Saturday, 24 August 2019 08:01

greenbay-lakemichPFAS and similar compounds are called “forever chemicals” because once they get into the environment or a person’s body they don’t go away.


MADISON - State Senator Dave Hansen (D-Green Bay) praised Governor Evers for issuing an executive order aimed at taking action to address the growing PFAS crisis in Wisconsin. The Governor’s order comes during a time when residents in the Town of Peshtigo and neighboring area are dealing with PFAS contamination linked to fire suppression products made at the JCI/Tyco plant in Marinette.

PFAS and thousands of similar compounds are often referred to as “forever chemicals” because once they get into the environment or a person’s body they don’t go away. PFAS have been linked to human health problems including decreased immune response, complications with pregnancy, decreased fertility, thyroid disease and cancer.

dave-hansen-gb“PFAS compounds are extremely dangerous, so dangerous in fact that they are measured in parts per trillion rather than the more common measurement of parts per billion,” said Hansen. “I am extremely pleased to see that Governor Evers recognizes the danger to public health that these compounds pose and that he is taking action to address them.”

These man-made compounds can be found in nearly any part of the environment from ground and drinking water to surface water, lake and stream beds, air, and even in landfills and on farm fields.

“Those who are responsible for causing this type of contamination should be held accountable regardless of where these compounds are found. To do that, we need to establish standards beyond groundwater and drinking water just like our neighbors in Michigan and Minnesota have done. Governor Evers’ announcement is an important first step toward that goal.”

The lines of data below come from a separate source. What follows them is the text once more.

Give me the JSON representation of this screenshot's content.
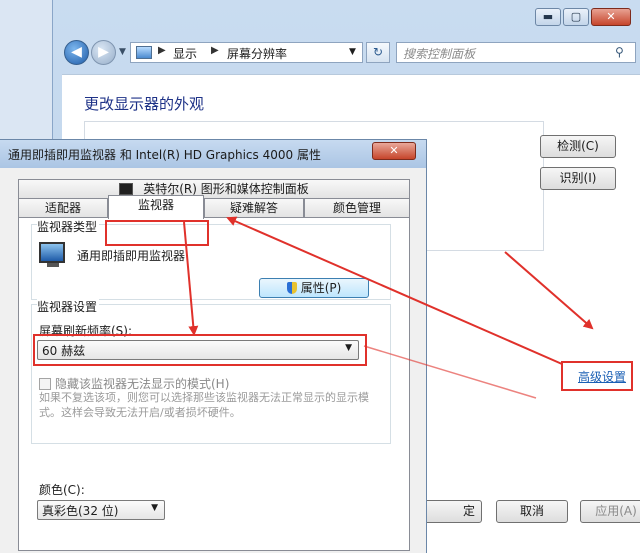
{
  "background_window": {
    "address": {
      "segment1": "显示",
      "segment2": "屏幕分辨率"
    },
    "search_placeholder": "搜索控制面板",
    "title": "更改显示器的外观",
    "detect_label": "检测(C)",
    "identify_label": "识别(I)",
    "advanced_link": "高级设置",
    "ok_partial": "定",
    "cancel_label": "取消",
    "apply_label": "应用(A)",
    "window_buttons": {
      "minimize": "▬",
      "maximize": "▢",
      "close": "✕"
    }
  },
  "dialog": {
    "title": "通用即插即用监视器 和 Intel(R) HD Graphics 4000 属性",
    "close": "✕",
    "tabs": {
      "intel": "英特尔(R) 图形和媒体控制面板",
      "adapter": "适配器",
      "monitor": "监视器",
      "troubleshoot": "疑难解答",
      "color_mgmt": "颜色管理"
    },
    "monitor_type": {
      "label": "监视器类型",
      "name": "通用即插即用监视器",
      "properties_button": "属性(P)"
    },
    "monitor_settings": {
      "label": "监视器设置",
      "refresh_label": "屏幕刷新频率(S):",
      "refresh_value": "60 赫兹",
      "hide_modes_label": "隐藏该监视器无法显示的模式(H)",
      "hide_modes_desc": "如果不复选该项，则您可以选择那些该监视器无法正常显示的显示模式。这样会导致无法开启/或者损坏硬件。"
    },
    "colors": {
      "label": "颜色(C):",
      "value": "真彩色(32 位)"
    }
  },
  "colors": {
    "annotation_red": "#e0312b",
    "link_blue": "#1a5fb4"
  }
}
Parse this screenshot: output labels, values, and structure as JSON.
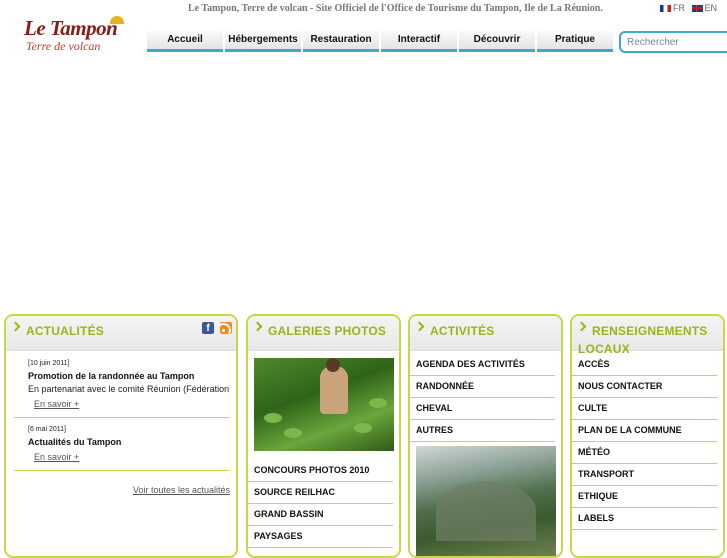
{
  "header": {
    "logo_title": "Le Tampon",
    "logo_subtitle": "Terre de volcan",
    "tagline": "Le Tampon, Terre de volcan - Site Officiel de l'Office de Tourisme du Tampon, Ile de La Réunion.",
    "languages": [
      {
        "code": "FR",
        "flag": "flag-fr"
      },
      {
        "code": "EN",
        "flag": "flag-gb"
      }
    ]
  },
  "nav": {
    "items": [
      "Accueil",
      "Hébergements",
      "Restauration",
      "Interactif",
      "Découvrir",
      "Pratique"
    ]
  },
  "search": {
    "placeholder": "Rechercher"
  },
  "colors": {
    "accent_green": "#9bb31a",
    "panel_border": "#c8d64a",
    "nav_accent": "#3fa9c8"
  },
  "actualites": {
    "title": "ACTUALITÉS",
    "news": [
      {
        "date": "[10 juin 2011]",
        "title": "Promotion de la randonnée au Tampon",
        "excerpt": "En partenariat avec le comité Réunion (Fédération",
        "more": "En savoir +"
      },
      {
        "date": "[6 mai 2011]",
        "title": "Actualités du Tampon",
        "more": "En savoir +"
      }
    ],
    "all_link": "Voir toutes les actualités"
  },
  "galeries": {
    "title": "GALERIES PHOTOS",
    "items": [
      "CONCOURS PHOTOS 2010",
      "SOURCE REILHAC",
      "GRAND BASSIN",
      "PAYSAGES"
    ]
  },
  "activites": {
    "title": "ACTIVITÉS",
    "items": [
      "AGENDA DES ACTIVITÉS",
      "RANDONNÉE",
      "CHEVAL",
      "AUTRES"
    ]
  },
  "renseignements": {
    "title": "RENSEIGNEMENTS LOCAUX",
    "items": [
      "ACCÈS",
      "NOUS CONTACTER",
      "CULTE",
      "PLAN DE LA COMMUNE",
      "MÉTÉO",
      "TRANSPORT",
      "ETHIQUE",
      "LABELS"
    ]
  }
}
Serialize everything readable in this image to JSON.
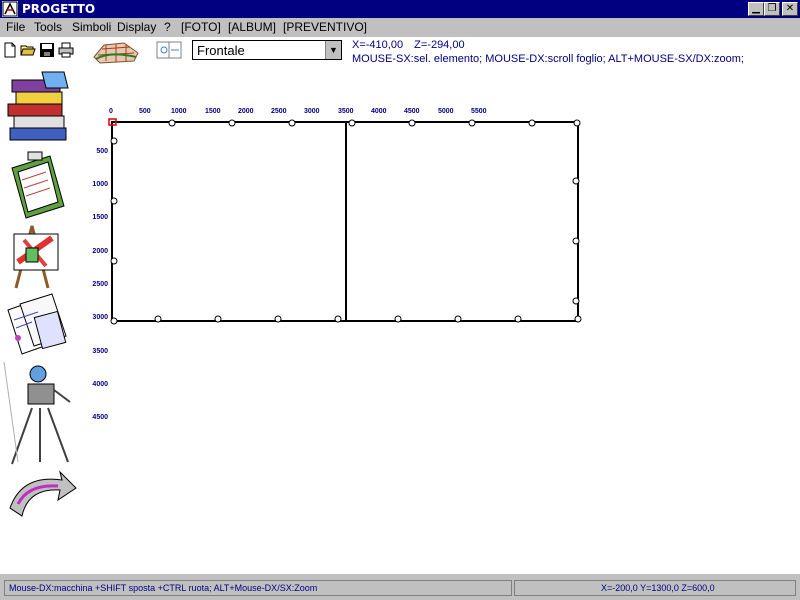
{
  "window": {
    "title": "PROGETTO"
  },
  "menu": {
    "items": [
      "File",
      "Tools",
      "Simboli",
      "Display",
      "?",
      "[FOTO]",
      "[ALBUM]",
      "[PREVENTIVO]"
    ]
  },
  "view": {
    "selected": "Frontale"
  },
  "coords": {
    "x": "X=-410,00",
    "z": "Z=-294,00"
  },
  "hint": "MOUSE-SX:sel. elemento; MOUSE-DX:scroll foglio; ALT+MOUSE-SX/DX:zoom;",
  "ruler_x": [
    "0",
    "500",
    "1000",
    "1500",
    "2000",
    "2500",
    "3000",
    "3500",
    "4000",
    "4500",
    "5000",
    "5500"
  ],
  "ruler_z": [
    "500",
    "1000",
    "1500",
    "2000",
    "2500",
    "3000",
    "3500",
    "4000",
    "4500"
  ],
  "status": {
    "left": "Mouse-DX:macchina +SHIFT sposta +CTRL ruota; ALT+Mouse-DX/SX:Zoom",
    "right": "X=-200,0 Y=1300,0 Z=600,0"
  }
}
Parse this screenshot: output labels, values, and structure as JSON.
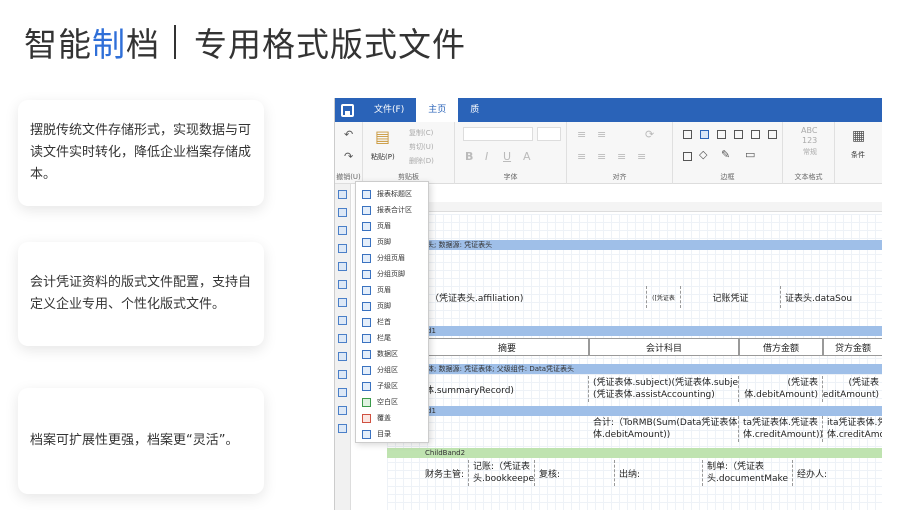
{
  "title": {
    "part1": "智能",
    "highlight": "制",
    "part2": "档",
    "subtitle": "专用格式版式文件"
  },
  "cards": [
    "摆脱传统文件存储形式，实现数据与可读文件实时转化，降低企业档案存储成本。",
    "会计凭证资料的版式文件配置，支持自定义企业专用、个性化版式文件。",
    "档案可扩展性更强，档案更“灵活”。"
  ],
  "app": {
    "tabs": [
      "文件(F)",
      "主页",
      "质"
    ],
    "ribbon_groups": [
      "撤销(U)",
      "剪贴板",
      "字体",
      "对齐",
      "边框",
      "文本格式",
      "条件"
    ],
    "clipboard": {
      "paste": "粘贴(P)",
      "copy": "复制(C)",
      "cut": "剪切(U)",
      "delete": "删除(D)"
    },
    "text_format_sample": [
      "ABC",
      "123",
      "常规"
    ],
    "dropdown_items": [
      "报表标题区",
      "报表合计区",
      "页眉",
      "页脚",
      "分组页眉",
      "分组页脚",
      "页眉",
      "页脚",
      "栏首",
      "栏尾",
      "数据区",
      "分组区",
      "子级区",
      "空白区",
      "覆盖",
      "目录"
    ],
    "bands": {
      "b1": "头; 数据源: 凭证表头",
      "b2": "d1",
      "b3": "体; 数据源: 凭证表体; 父级组件: Data凭证表头",
      "b4": "d1",
      "b5": "ChildBand2"
    },
    "row_header": {
      "c1": ":（凭证表头.affiliation)",
      "c2": "记账凭证",
      "c3": "证表头.dataSou",
      "tiny": "([凭证表"
    },
    "col_headers": [
      "摘要",
      "会计科目",
      "借方金额",
      "贷方金额"
    ],
    "row_body": {
      "c1": "体.summaryRecord)",
      "c2a": "(凭证表体.subject)(凭证表体.subje",
      "c2b": "(凭证表体.assistAccounting)",
      "c3a": "(凭证表",
      "c3b": "体.debitAmount)",
      "c4a": "(凭证表",
      "c4b": "体.creditAmount)"
    },
    "row_sum": {
      "c1a": "合计:（ToRMB(Sum(Data凭证表体",
      "c1b": "体.debitAmount))",
      "c2a": "ta凭证表体.凭证表",
      "c2b": "体.creditAmount))",
      "c3a": "ita凭证表体.凭证表",
      "c3b": "体.creditAmount))"
    },
    "row_footer": {
      "f1": "财务主管:",
      "f2a": "记账:（凭证表",
      "f2b": "头.bookkeeper",
      "f3": "复核:",
      "f4": "出纳:",
      "f5a": "制单:（凭证表",
      "f5b": "头.documentMake",
      "f6": "经办人:"
    }
  }
}
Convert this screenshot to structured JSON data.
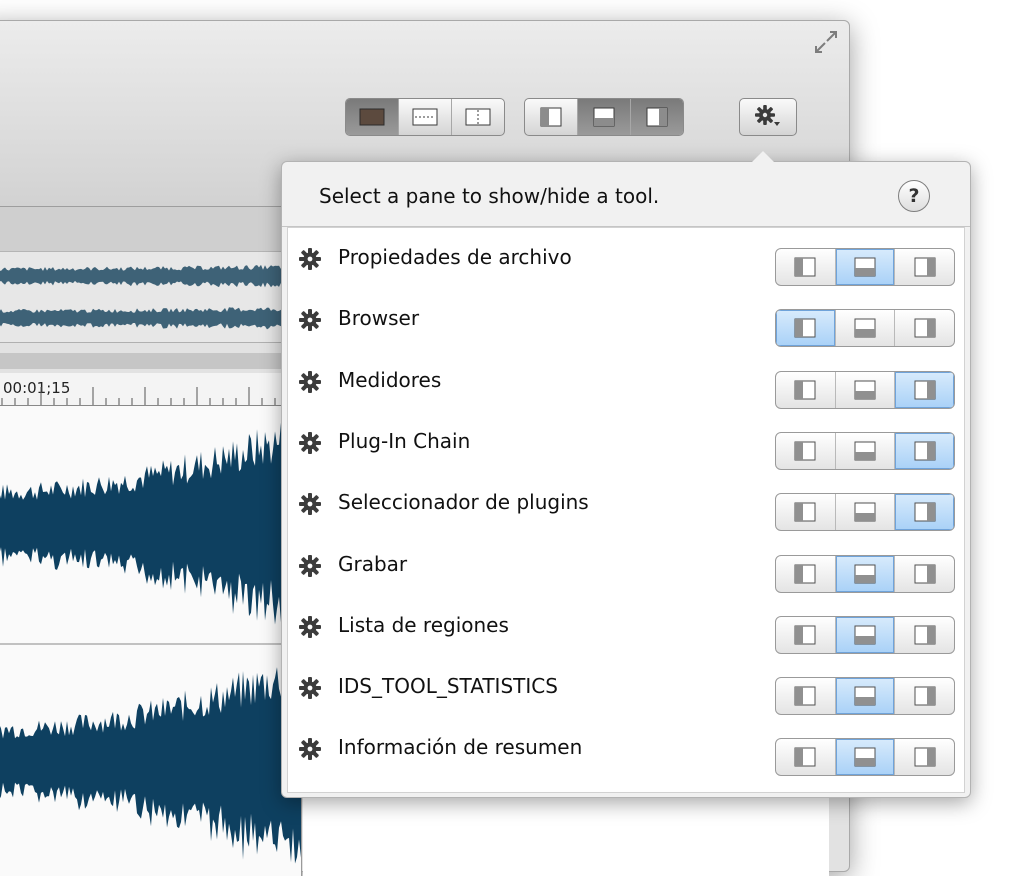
{
  "window": {
    "timeline": {
      "ruler_label": "00:01;15"
    }
  },
  "popover": {
    "title": "Select a pane to show/hide a tool.",
    "help_label": "?",
    "tools": [
      {
        "label": "Propiedades de archivo",
        "selected_pane": "bottom"
      },
      {
        "label": "Browser",
        "selected_pane": "left"
      },
      {
        "label": "Medidores",
        "selected_pane": "right"
      },
      {
        "label": "Plug-In Chain",
        "selected_pane": "right"
      },
      {
        "label": "Seleccionador de plugins",
        "selected_pane": "right"
      },
      {
        "label": "Grabar",
        "selected_pane": "bottom"
      },
      {
        "label": "Lista de regiones",
        "selected_pane": "bottom"
      },
      {
        "label": "IDS_TOOL_STATISTICS",
        "selected_pane": "bottom"
      },
      {
        "label": "Información de resumen",
        "selected_pane": "bottom"
      }
    ]
  },
  "colors": {
    "waveform": "#0e4060",
    "overview_waveform": "#3e6277",
    "selected_segment": "#a9d1f7"
  },
  "icons": {
    "tool_row": "gear-icon",
    "toolbar_pane_button": "gear-dropdown-icon",
    "help": "help-icon",
    "fullscreen": "fullscreen-icon"
  }
}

Hansen and Senator Mark Miller of Madison announced the introduction of the CLEAR Act, comprehensive PFAS legislation with Governor Evers earlier this year.